     In the reading from Ephesians, St. Paul gives us an entirely new direction in which to look – not up or down, but in. “Look inward,” he says. Look with "the eyes of the heart" which are able to see so much more than these eyes. The eyes of the heart are able to see the hidden things of God.  Listen again to St. Paul's words:  "I pray that the God of our Lord Jesus Christ may give you a spirit of wisdom...so that with the eyes of the heart...you may know what is the hope to which you are called, and what is the immeasurable greatness of God's power in us who believe."

     Now that may sound a bit abstract and theoretical to you, but I assure you it is not.  Paul is telling us that there is absolutely no limit to what the “eyes of the heart”, the eyes of faith can see.  They are able to look inward with `x-ray vision' and see the wondrous workings of God's grace.  The eyes of the heart are able, in times of pain and darkness and grief, for instance - as well as in times of abundant blessing - to see the hand of a mysterious but loving God at work.  Only the eyes of the heart can make sense out of life's deepest and most perplexing mysteries because the eyes of the heart are really God's eyes: God's "great and immeasurable power working in us."

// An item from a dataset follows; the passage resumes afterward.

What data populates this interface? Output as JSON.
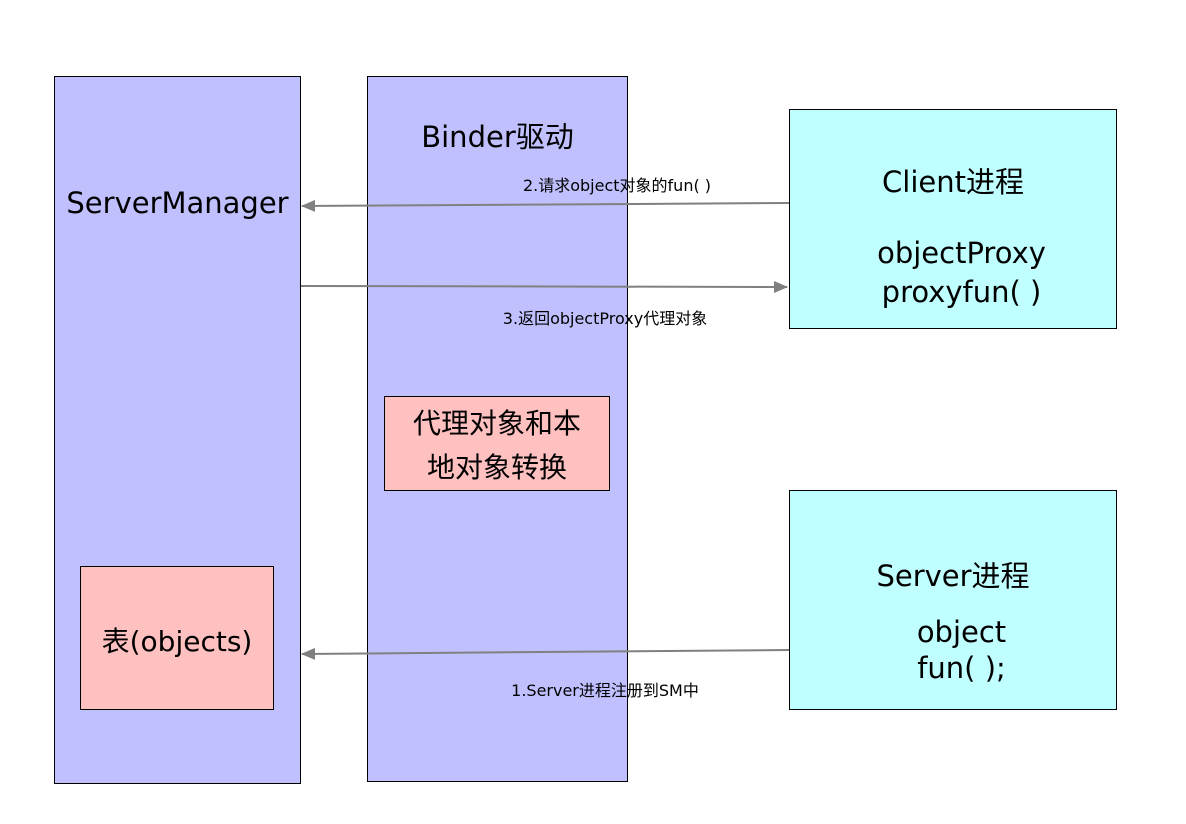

     So, my friends, you can see why I suggest on this Ascension Day that looking up or down aren't half as important as looking inward, looking with the eyes of the heart.  Long ago, St. Augustine, in a homily for this feast of the Ascension, put it this way: “Christ ascended before the apostles’ eyes, and they turned back grieving, only to find Him in their hearts!”

     And then, we are to look in still one more direction: outward. That’s what Jesus told his followers to do before he ascended into heaven. "Go out to all the world and tell the Good News," he told them, and that, too, is what the feast of the Ascension is about.

     The Ascension reminds us that we who follow Christ are called to look outwards and to go outwards.  We are to leave our comfort zone and plant the seeds of the Gospel in the sometimes quite dirty soil of this world: soil that can be hostile to the Gospel, or at least painfully indifferent to it. We are called to proclaim good news that doesn’t always sound very good.

     My friends, the Ascension is about more than looking up or down. It is about internalizing the gospel to the point that it takes root in us and totally transforms us. And it is also about taking that gospel to the streets: preaching it by the love we give, the mercy we offer, the poor we serve, the justice we promote. Some words of St. Francis of Assisi come to mind: “Preach the gospel at all times,” he said, “using words if necessary.”

     My friends, challenged by the Word and fortified as we will soon be by the Eucharist, let us together “go out to all the world and tell the Good News!”

Father Michael G. Ryan




Return to St. James Cathedral Parish Website

804 Ninth Avenue
Seattle, Washington  98104
Phone 206.622.3559  Fax 206.622.5303